“First I started as bicycle repairman, but I soon discovered that it was more profitable to buy and sell bicycles and spare parts than to be getting my hands dirty and breaking my back repairing old clunkers. That’s where I learned that my true calling was trade: the buying and selling and the constant and hard cash profits. I do my best work in trading,” he smiles, sure of what he is talking about.

When the bicycle business began to decline, he went to work with his uncle at a State agricultural cooperative, in the countryside. “I did not intend to work the land forever, but the agricultural trade interested me. After I stopped working in bikes, I had managed a vegetable stand for a while, through my uncle’s contacts, but it was risky and the profits were low, so I decided to learn more about the countryside and production management first hand. Meanwhile, I would develop a good network of contacts to use later, when I could have my own little business, which was my set idea.”

So that’s how it went. And Yasser, the young man from Havana did so well in that State cooperative he even got a license which legally certifies him as “delegate of the National Association of Small Farmers (ANAP),” a document that allows him to stock up on products sold in his pushcart as a self-employed person.

Now, with his peculiar charisma and his skills as a merchant, Yasser buys directly from a private producer and ships the products home using private transportation services. To avoid having the goods confiscated, he uses his card as “delegate of the ANAP” and an authorization from a bribed manager of a State co-op “that produces absolutely nothing” but that certifies that his products were bought from that co-op and are destined for a State Agricultural Market (MAE), or to some workplace, or any other place. With these papers of safe passage and his getup as producer, wearing a hat and high water galoshes up to his knees, embedded with mud from the furrows, Yasser has managed to survive in the dangerous world of private business.

General corruption in Cuba is, at the same time, the real support of the “economic model” and of the social balance, the trap that standardizes all Cubans as transgressors of the law

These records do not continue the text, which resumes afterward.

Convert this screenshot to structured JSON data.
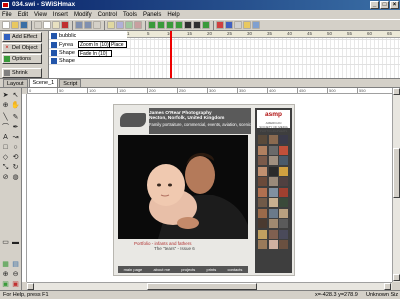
{
  "app": {
    "title": "034.swi - SWiSHmax"
  },
  "window_buttons": [
    "_",
    "□",
    "×"
  ],
  "menu": [
    "File",
    "Edit",
    "View",
    "Insert",
    "Modify",
    "Control",
    "Tools",
    "Panels",
    "Help"
  ],
  "timeline": {
    "buttons": [
      "Add Effect",
      "Del Object",
      "Options"
    ],
    "shrink_label": "Shrink",
    "rows": [
      "bubblicon",
      "Fyrea",
      "Shape",
      "Shape"
    ],
    "ruler_ticks": [
      "1",
      "5",
      "10",
      "15",
      "20",
      "25",
      "30",
      "35",
      "40",
      "45",
      "50",
      "55",
      "60",
      "65",
      "70"
    ],
    "effects": [
      "Zoom In (10)",
      "Fade In (10)",
      "Place"
    ]
  },
  "tabs": [
    "Layout",
    "Scene_1",
    "Script"
  ],
  "site": {
    "header_lines": [
      "James O'Rear Photography",
      "Necton, Norfolk, United Kingdom",
      "Family portraiture, commercial, events, aviation, scenic"
    ],
    "caption": "Portfolio - infants and fathers",
    "caption_sub": "The \"tears\" - Issue 6",
    "nav": [
      "main page",
      "about me",
      "projects",
      "prints",
      "contacts"
    ],
    "badge_title": "asmp",
    "badge_sub": "AMERICAN SOCIETY OF MEDIA PHOTOGRAPHERS"
  },
  "status": {
    "help": "For Help, press F1",
    "coords": "x=-428.3 y=278.9",
    "zoom": "Unknown Siz"
  },
  "colors": {
    "titlebar": "#0a246a",
    "chrome": "#d4d0c8",
    "accent": "#b01010"
  }
}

However, he knows perfectly well that he is teetering on a tightrope. In Cuba there is a diffuse band of tolerance between legality and crime, as suits the authorities. Simply put, if an administrator who signs his “passage” falls into disgrace, the chain of beneficiaries will also fall, including Yasser. General corruption in Cuba is, at the same time, the real support of the “economic model” and of the social balance, the trap that standardizes all Cubans as transgressors of the law. Anyone can end up in a dungeon.

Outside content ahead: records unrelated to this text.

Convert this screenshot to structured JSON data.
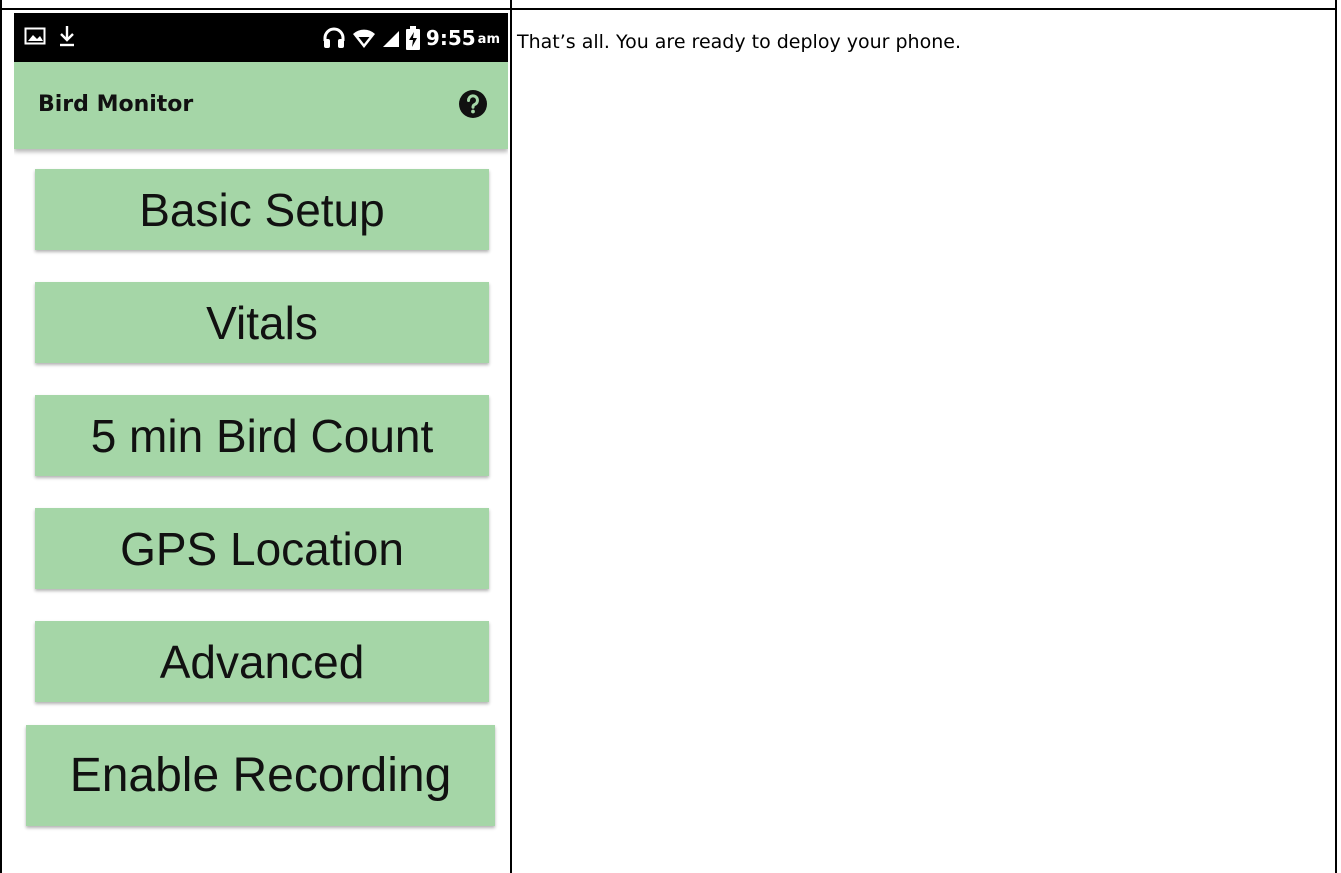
{
  "instruction_text": "That’s all. You are ready to deploy your phone.",
  "statusbar": {
    "left_icons": [
      "image-icon",
      "download-icon"
    ],
    "right_icons": [
      "headset-icon",
      "wifi-icon",
      "signal-icon",
      "battery-charging-icon"
    ],
    "time": "9:55",
    "ampm": "am"
  },
  "appbar": {
    "title": "Bird Monitor",
    "help_icon": "help-icon",
    "color": "#a5d6a7"
  },
  "menu": {
    "items": [
      {
        "label": "Basic Setup"
      },
      {
        "label": "Vitals"
      },
      {
        "label": "5 min Bird Count"
      },
      {
        "label": "GPS Location"
      },
      {
        "label": "Advanced"
      },
      {
        "label": "Enable Recording"
      }
    ]
  }
}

“When this business with the pushcarts started, I thought it might be an opportunity for me. I really believed in the premise that, this time, we were really going to be respected as contributors, though my uncle kept telling me that the government was going to change gears and go in reverse, as always. I went as far as owning two carts, which my uncle and my cousin took care of, because I am the owner and the go-between at the same time, and I’m always going between the country and the city, getting the products. Now I only take this one out – he points to a simple chivichana [a rustic skateboard] loaded with the best tomatoes around town, at 12 Cuban pesos – and I am putting out the goods gradually. I do not want evil eyes on me, because, in the end, this business will also go bust, it will be one more deception. As my grandmother says, these people are a lost cause.”

It’s only been a few years since the false blessing of the self-employment industry workers, and the very Government has taken it upon itself to demonize, criminalize and prosecute them, belying its own discourse. “They do not even respect themselves, that’s why nobody believes them, nobody wants them and nobody respects them anymore.” says Yasser with what seems more like a pessimistic old man’s view than the words of a young 30-something. His disillusionment is, by far, the most authentic symbol of a society which has succumbed to the fatigue of almost 60 years of hypocrisy.

Translated by Norma Whiting